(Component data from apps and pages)
────

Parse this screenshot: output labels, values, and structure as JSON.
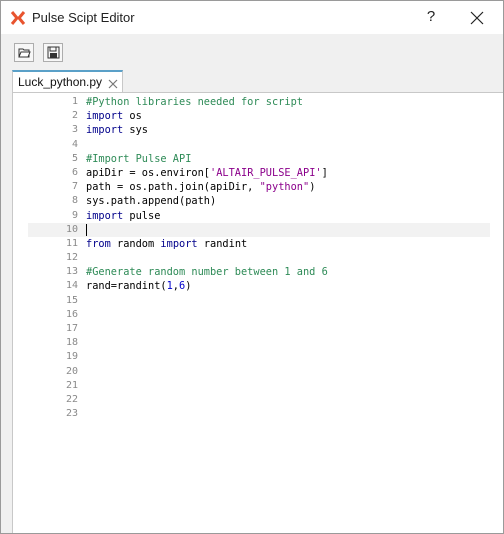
{
  "window": {
    "title": "Pulse Scipt Editor",
    "help_label": "?",
    "accent": "#e8542f"
  },
  "toolbar": {
    "buttons": [
      {
        "icon": "open-folder-icon"
      },
      {
        "icon": "save-icon"
      }
    ]
  },
  "tabs": [
    {
      "label": "Luck_python.py",
      "close_icon": "close-icon"
    }
  ],
  "editor": {
    "current_line": 10,
    "lines": [
      {
        "n": "1",
        "tokens": [
          {
            "t": "#Python libraries needed for script",
            "c": "cm"
          }
        ]
      },
      {
        "n": "2",
        "tokens": [
          {
            "t": "import",
            "c": "kw"
          },
          {
            "t": " os",
            "c": ""
          }
        ]
      },
      {
        "n": "3",
        "tokens": [
          {
            "t": "import",
            "c": "kw"
          },
          {
            "t": " sys",
            "c": ""
          }
        ]
      },
      {
        "n": "4",
        "tokens": []
      },
      {
        "n": "5",
        "tokens": [
          {
            "t": "#Import Pulse API",
            "c": "cm"
          }
        ]
      },
      {
        "n": "6",
        "tokens": [
          {
            "t": "apiDir = os.environ[",
            "c": ""
          },
          {
            "t": "'ALTAIR_PULSE_API'",
            "c": "str"
          },
          {
            "t": "]",
            "c": ""
          }
        ]
      },
      {
        "n": "7",
        "tokens": [
          {
            "t": "path = os.path.join(apiDir, ",
            "c": ""
          },
          {
            "t": "\"python\"",
            "c": "str"
          },
          {
            "t": ")",
            "c": ""
          }
        ]
      },
      {
        "n": "8",
        "tokens": [
          {
            "t": "sys.path.append(path)",
            "c": ""
          }
        ]
      },
      {
        "n": "9",
        "tokens": [
          {
            "t": "import",
            "c": "kw"
          },
          {
            "t": " pulse",
            "c": ""
          }
        ]
      },
      {
        "n": "10",
        "tokens": []
      },
      {
        "n": "11",
        "tokens": [
          {
            "t": "from",
            "c": "kw"
          },
          {
            "t": " random ",
            "c": ""
          },
          {
            "t": "import",
            "c": "kw"
          },
          {
            "t": " randint",
            "c": ""
          }
        ]
      },
      {
        "n": "12",
        "tokens": []
      },
      {
        "n": "13",
        "tokens": [
          {
            "t": "#Generate random number between 1 and 6",
            "c": "cm"
          }
        ]
      },
      {
        "n": "14",
        "tokens": [
          {
            "t": "rand=randint(",
            "c": ""
          },
          {
            "t": "1",
            "c": "num"
          },
          {
            "t": ",",
            "c": ""
          },
          {
            "t": "6",
            "c": "num"
          },
          {
            "t": ")",
            "c": ""
          }
        ]
      },
      {
        "n": "15",
        "tokens": []
      },
      {
        "n": "16",
        "tokens": []
      },
      {
        "n": "17",
        "tokens": []
      },
      {
        "n": "18",
        "tokens": []
      },
      {
        "n": "19",
        "tokens": []
      },
      {
        "n": "20",
        "tokens": []
      },
      {
        "n": "21",
        "tokens": []
      },
      {
        "n": "22",
        "tokens": []
      },
      {
        "n": "23",
        "tokens": []
      }
    ]
  }
}
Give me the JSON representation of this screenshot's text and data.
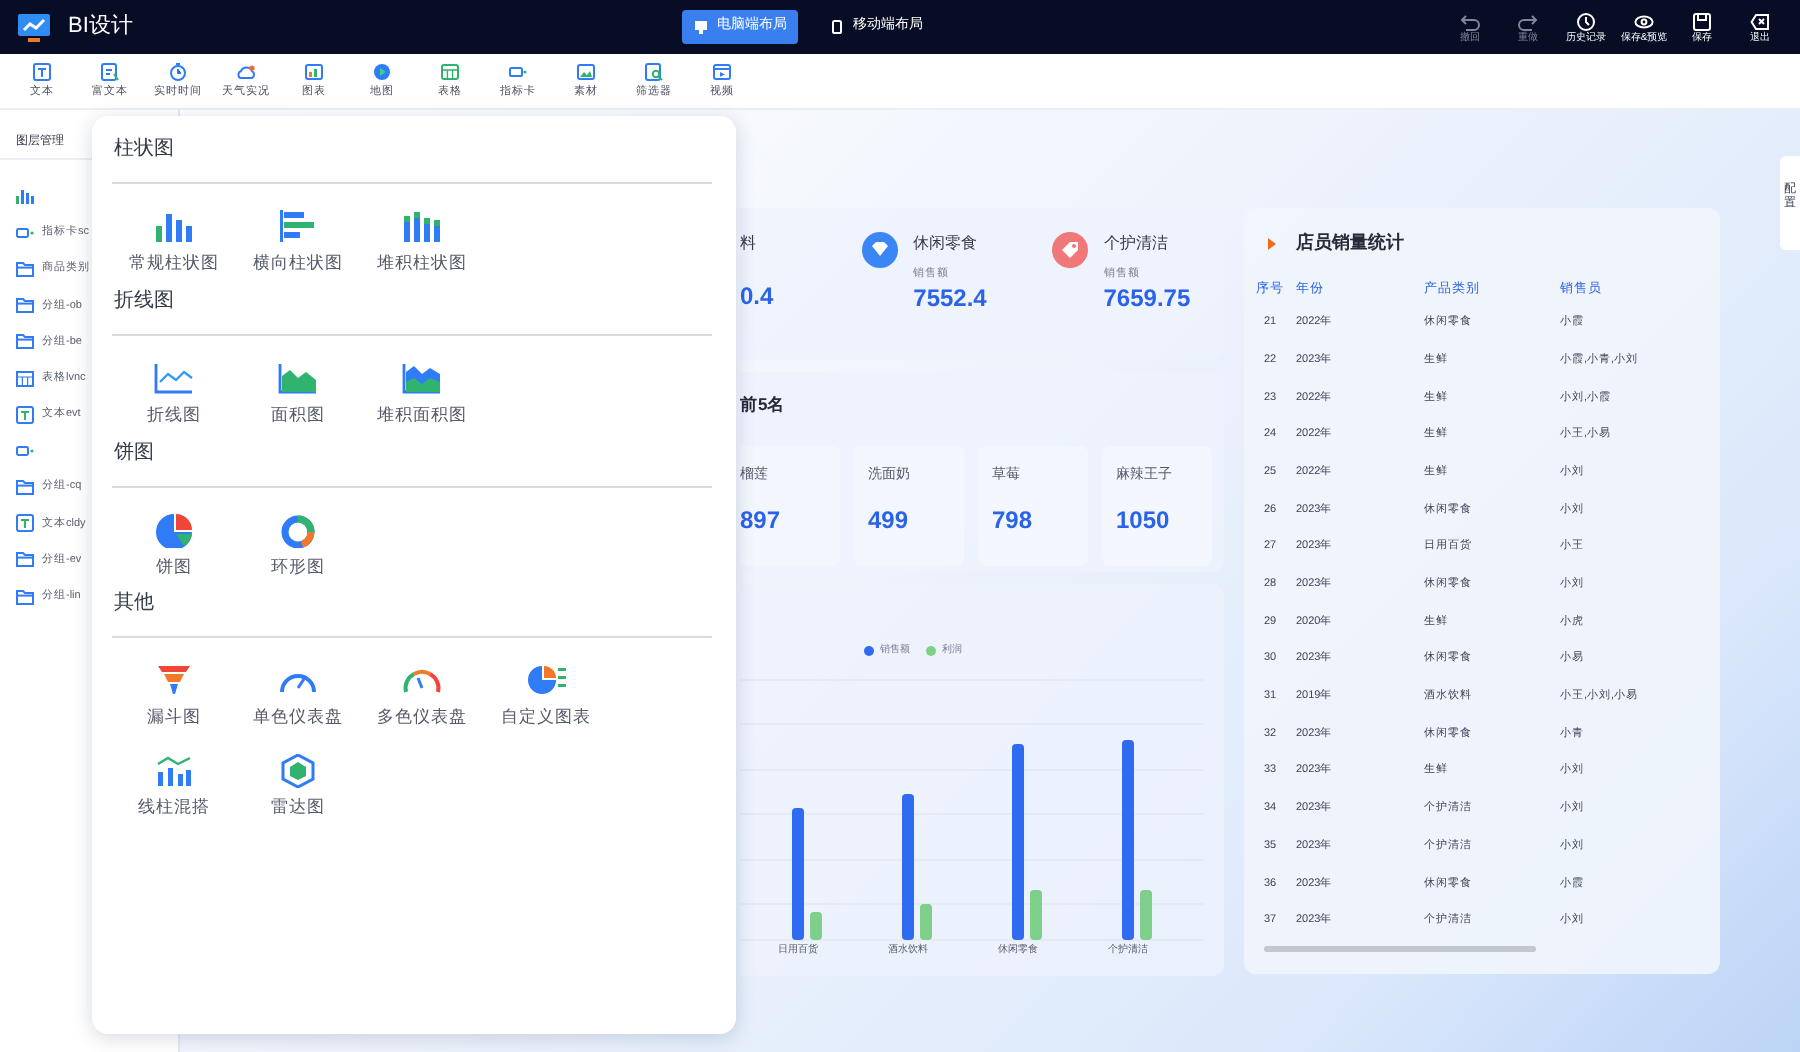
{
  "app": {
    "title": "BI设计"
  },
  "layout_modes": [
    {
      "label": "电脑端布局",
      "selected": true
    },
    {
      "label": "移动端布局",
      "selected": false
    }
  ],
  "actions": [
    {
      "label": "撤回",
      "disabled": true
    },
    {
      "label": "重做",
      "disabled": true
    },
    {
      "label": "历史记录",
      "disabled": false
    },
    {
      "label": "保存&预览",
      "disabled": false
    },
    {
      "label": "保存",
      "disabled": false
    },
    {
      "label": "退出",
      "disabled": false
    }
  ],
  "toolbar": [
    {
      "label": "文本"
    },
    {
      "label": "富文本"
    },
    {
      "label": "实时时间"
    },
    {
      "label": "天气实况"
    },
    {
      "label": "图表"
    },
    {
      "label": "地图"
    },
    {
      "label": "表格"
    },
    {
      "label": "指标卡"
    },
    {
      "label": "素材"
    },
    {
      "label": "筛选器"
    },
    {
      "label": "视频"
    }
  ],
  "layers": {
    "title": "图层管理",
    "items": [
      {
        "kind": "chart"
      },
      {
        "kind": "card",
        "label": "指标卡sc"
      },
      {
        "kind": "group",
        "label": "商品类别"
      },
      {
        "kind": "group",
        "label": "分组-ob"
      },
      {
        "kind": "group",
        "label": "分组-be"
      },
      {
        "kind": "table",
        "label": "表格lvnc"
      },
      {
        "kind": "text",
        "label": "文本evt"
      },
      {
        "kind": "card"
      },
      {
        "kind": "group",
        "label": "分组-cq"
      },
      {
        "kind": "text",
        "label": "文本cldy"
      },
      {
        "kind": "group",
        "label": "分组-ev"
      },
      {
        "kind": "group",
        "label": "分组-lin"
      }
    ]
  },
  "chart_picker": [
    {
      "title": "柱状图",
      "items": [
        "常规柱状图",
        "横向柱状图",
        "堆积柱状图"
      ]
    },
    {
      "title": "折线图",
      "items": [
        "折线图",
        "面积图",
        "堆积面积图"
      ]
    },
    {
      "title": "饼图",
      "items": [
        "饼图",
        "环形图"
      ]
    },
    {
      "title": "其他",
      "items": [
        "漏斗图",
        "单色仪表盘",
        "多色仪表盘",
        "自定义图表",
        "线柱混搭",
        "雷达图"
      ]
    }
  ],
  "metrics": [
    {
      "label": "料",
      "value": "0.4"
    },
    {
      "label": "休闲零食",
      "caption": "销售额",
      "value": "7552.4"
    },
    {
      "label": "个护清洁",
      "caption": "销售额",
      "value": "7659.75"
    }
  ],
  "top5": {
    "title": "前5名",
    "items": [
      {
        "label": "榴莲",
        "value": "897"
      },
      {
        "label": "洗面奶",
        "value": "499"
      },
      {
        "label": "草莓",
        "value": "798"
      },
      {
        "label": "麻辣王子",
        "value": "1050"
      }
    ]
  },
  "bar_chart": {
    "legend": [
      {
        "label": "销售额",
        "color": "#2f6bf0"
      },
      {
        "label": "利润",
        "color": "#7dcf8a"
      }
    ],
    "x_labels": [
      "日用百货",
      "酒水饮料",
      "休闲零食",
      "个护清洁"
    ]
  },
  "staff_table": {
    "title": "店员销量统计",
    "columns": [
      "序号",
      "年份",
      "产品类别",
      "销售员"
    ],
    "rows": [
      [
        "21",
        "2022年",
        "休闲零食",
        "小霞"
      ],
      [
        "22",
        "2023年",
        "生鲜",
        "小霞,小青,小刘"
      ],
      [
        "23",
        "2022年",
        "生鲜",
        "小刘,小霞"
      ],
      [
        "24",
        "2022年",
        "生鲜",
        "小王,小易"
      ],
      [
        "25",
        "2022年",
        "生鲜",
        "小刘"
      ],
      [
        "26",
        "2023年",
        "休闲零食",
        "小刘"
      ],
      [
        "27",
        "2023年",
        "日用百货",
        "小王"
      ],
      [
        "28",
        "2023年",
        "休闲零食",
        "小刘"
      ],
      [
        "29",
        "2020年",
        "生鲜",
        "小虎"
      ],
      [
        "30",
        "2023年",
        "休闲零食",
        "小易"
      ],
      [
        "31",
        "2019年",
        "酒水饮料",
        "小王,小刘,小易"
      ],
      [
        "32",
        "2023年",
        "休闲零食",
        "小青"
      ],
      [
        "33",
        "2023年",
        "生鲜",
        "小刘"
      ],
      [
        "34",
        "2023年",
        "个护清洁",
        "小刘"
      ],
      [
        "35",
        "2023年",
        "个护清洁",
        "小刘"
      ],
      [
        "36",
        "2023年",
        "休闲零食",
        "小霞"
      ],
      [
        "37",
        "2023年",
        "个护清洁",
        "小刘"
      ]
    ]
  },
  "side_tab": {
    "label": "配置"
  }
}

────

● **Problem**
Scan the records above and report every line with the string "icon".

● **Solution to the problem**
        "icon": "open-folder-icon"
        "icon": "save-icon"
      "close_icon": "close-icon"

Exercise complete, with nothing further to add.